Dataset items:
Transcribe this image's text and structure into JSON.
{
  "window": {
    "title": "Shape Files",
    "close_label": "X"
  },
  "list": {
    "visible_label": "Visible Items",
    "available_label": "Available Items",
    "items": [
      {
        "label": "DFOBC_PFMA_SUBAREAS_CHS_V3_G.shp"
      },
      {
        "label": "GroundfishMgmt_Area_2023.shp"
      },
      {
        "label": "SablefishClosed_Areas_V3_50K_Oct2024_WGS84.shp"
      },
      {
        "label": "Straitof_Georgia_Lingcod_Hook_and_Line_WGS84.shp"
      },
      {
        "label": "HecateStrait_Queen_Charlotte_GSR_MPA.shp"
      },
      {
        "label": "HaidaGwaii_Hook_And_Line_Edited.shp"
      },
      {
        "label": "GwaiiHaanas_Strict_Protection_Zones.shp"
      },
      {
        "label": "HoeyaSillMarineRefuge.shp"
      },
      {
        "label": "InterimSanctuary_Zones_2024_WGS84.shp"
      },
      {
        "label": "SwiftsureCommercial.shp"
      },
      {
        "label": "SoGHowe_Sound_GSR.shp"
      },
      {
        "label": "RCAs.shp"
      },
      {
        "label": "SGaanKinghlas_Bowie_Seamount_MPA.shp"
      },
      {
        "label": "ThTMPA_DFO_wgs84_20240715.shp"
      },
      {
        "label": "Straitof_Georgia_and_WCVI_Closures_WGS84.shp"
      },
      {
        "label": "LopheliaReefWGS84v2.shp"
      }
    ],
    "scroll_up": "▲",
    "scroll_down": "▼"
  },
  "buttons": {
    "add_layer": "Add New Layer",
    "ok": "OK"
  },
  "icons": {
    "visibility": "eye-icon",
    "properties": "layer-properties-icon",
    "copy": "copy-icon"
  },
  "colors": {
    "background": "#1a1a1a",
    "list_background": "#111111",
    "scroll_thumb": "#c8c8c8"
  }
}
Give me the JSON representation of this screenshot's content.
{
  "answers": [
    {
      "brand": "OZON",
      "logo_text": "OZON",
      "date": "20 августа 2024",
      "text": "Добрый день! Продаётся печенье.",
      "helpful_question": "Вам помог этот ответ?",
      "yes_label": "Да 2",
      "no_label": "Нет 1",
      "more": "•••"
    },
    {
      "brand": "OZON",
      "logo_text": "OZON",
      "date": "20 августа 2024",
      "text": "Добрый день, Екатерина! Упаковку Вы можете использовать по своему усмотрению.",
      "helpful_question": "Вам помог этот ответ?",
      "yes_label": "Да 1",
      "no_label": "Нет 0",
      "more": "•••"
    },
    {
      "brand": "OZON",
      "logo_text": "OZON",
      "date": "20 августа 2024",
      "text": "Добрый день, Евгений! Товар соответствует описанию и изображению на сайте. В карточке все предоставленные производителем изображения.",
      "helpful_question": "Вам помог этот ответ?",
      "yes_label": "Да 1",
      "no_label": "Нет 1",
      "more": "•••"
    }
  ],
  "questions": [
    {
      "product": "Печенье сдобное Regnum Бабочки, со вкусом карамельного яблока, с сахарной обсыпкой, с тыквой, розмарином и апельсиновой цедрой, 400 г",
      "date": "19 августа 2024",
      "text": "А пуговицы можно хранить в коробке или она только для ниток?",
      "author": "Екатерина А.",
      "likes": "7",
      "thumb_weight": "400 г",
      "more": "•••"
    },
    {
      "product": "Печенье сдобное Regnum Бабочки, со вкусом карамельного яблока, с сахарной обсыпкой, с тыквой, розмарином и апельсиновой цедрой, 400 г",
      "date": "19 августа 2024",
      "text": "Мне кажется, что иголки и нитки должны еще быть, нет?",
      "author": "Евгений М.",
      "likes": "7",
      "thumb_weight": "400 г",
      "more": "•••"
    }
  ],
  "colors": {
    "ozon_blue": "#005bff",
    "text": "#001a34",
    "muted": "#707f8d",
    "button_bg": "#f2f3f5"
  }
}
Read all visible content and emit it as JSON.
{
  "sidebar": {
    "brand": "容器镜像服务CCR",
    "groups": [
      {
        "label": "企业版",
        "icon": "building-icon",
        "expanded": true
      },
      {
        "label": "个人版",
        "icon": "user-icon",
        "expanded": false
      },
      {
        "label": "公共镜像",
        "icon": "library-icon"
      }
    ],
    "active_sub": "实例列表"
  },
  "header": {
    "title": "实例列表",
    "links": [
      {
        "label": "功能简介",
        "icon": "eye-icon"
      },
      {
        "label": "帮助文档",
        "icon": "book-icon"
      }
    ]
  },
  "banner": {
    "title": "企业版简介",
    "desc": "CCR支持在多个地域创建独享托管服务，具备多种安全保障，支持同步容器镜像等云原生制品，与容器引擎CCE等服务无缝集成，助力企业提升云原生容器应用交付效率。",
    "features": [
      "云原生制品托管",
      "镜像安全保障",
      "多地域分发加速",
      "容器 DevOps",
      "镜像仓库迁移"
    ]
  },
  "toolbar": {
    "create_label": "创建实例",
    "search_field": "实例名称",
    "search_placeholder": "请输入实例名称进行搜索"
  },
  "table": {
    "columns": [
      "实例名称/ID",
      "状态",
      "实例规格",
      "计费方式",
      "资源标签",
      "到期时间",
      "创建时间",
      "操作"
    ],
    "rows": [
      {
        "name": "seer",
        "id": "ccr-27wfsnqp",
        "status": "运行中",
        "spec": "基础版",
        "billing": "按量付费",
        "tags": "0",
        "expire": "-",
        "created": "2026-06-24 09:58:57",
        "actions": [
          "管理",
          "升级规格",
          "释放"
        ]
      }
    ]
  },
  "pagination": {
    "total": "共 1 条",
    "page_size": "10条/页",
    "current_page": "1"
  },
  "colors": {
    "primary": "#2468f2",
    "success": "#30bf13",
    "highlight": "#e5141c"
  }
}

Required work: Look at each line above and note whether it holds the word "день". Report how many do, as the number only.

Answer below: 3